This dramatic turn of events was confirmedon Tuesday by Port Waratah Coal Services chief executive Hennie du Plooy at a vineyards coal conference.
After years of promoting T4 as the centrepiece of the port’s expansion, Mr du Plooy said falling demand meant PWCS was considering expanding its existing Kooragang loader as an alternative to T4.
He said the increasingly complex approvals process had added another year to the schedule, and T4 was unlikely to be approved before late 2014.
Construction would take another three years at least, meaning the earliest the terminal would be ready was 2018.
When PWCS announced the project in 2010, the target date for operation was 2015.
As well as delays with approvals, Mr du Plooy said PWCS and T4 had become ‘‘a focal point’’ for coal protesters.
One group, Rivers SOS, ran protests outside the conference on both days.

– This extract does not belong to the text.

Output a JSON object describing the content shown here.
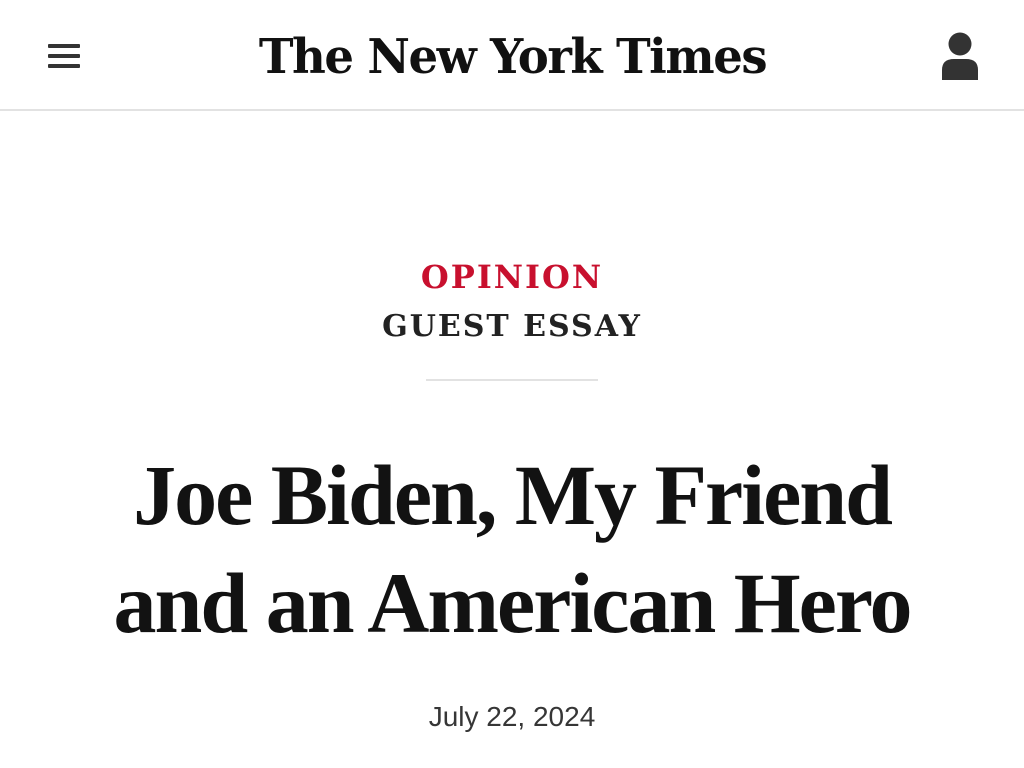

‘‘There is no doubt the anti-coal lobby is making good on its commitment to specifically target T4 with the aim of stopping it to stop further expansion of the Hunter Valley coal industry,’’ Mr du Plooy said.
As Mr du Plooy told the Australasian Institute of Mining and Metallurgy conference, T4 was part of a co-operative industry plan overseen by former premier Nick Greiner to co-ordinate the expansion of port and rail facilities in time with new coalmines.
Under this scheme, coal companies have signed 10-year ‘‘take-or-pay’’ contracts that lock them into providing coal, while the terminal and rail companies must provide the infrastructure.
The contracts looked attractive when prices were booming, but various speakers told the two-day conference that the rail contracts, especially, were adding heavily to coal company costs during the downturn.
T4 was ‘‘triggered’’ in late 2011 when coal companies signed contracts to ship 176million tonnes in 2016 – well above the 145million-tonne capacity of the PWCS Carrington and Kooragang terminals.
But as figures Mr du Plooy provided to the conference made clear, PWCS’s customers are now shipping almost 20per cent less than they are contracted to provide, and the gap is widening.
Last year they shipped less than 106million tonnes and are predicted to do 110million this year.
Mr du Plooy said the ‘‘trigger’’ contracts were still in place but PWCS was talking to its customers and would soon know how much capacity was needed.
Given the state of the industry, it made more sense to squeeze as much out of existing capacity – even if it meant seeking government approval to expand Kooragang – rather than build a big new terminal that might not be needed.
Weighing T4 against expanding the existing Kooragang terminal, Mr du Plooy told the conference: ‘‘I haven’t made a judgment about which one is more likely.
‘‘As we get clarity on what the real capacity shortfall is – and, importantly, when any additional capacity can actually get through the coal chain – we will make a call on which is more likely.
‘‘There are certain levels of capacity shortfall we would be able to meet through the existing terminals but clearly if it was significant then the new terminal would end up being more likely,’’ Mr du Plooy said.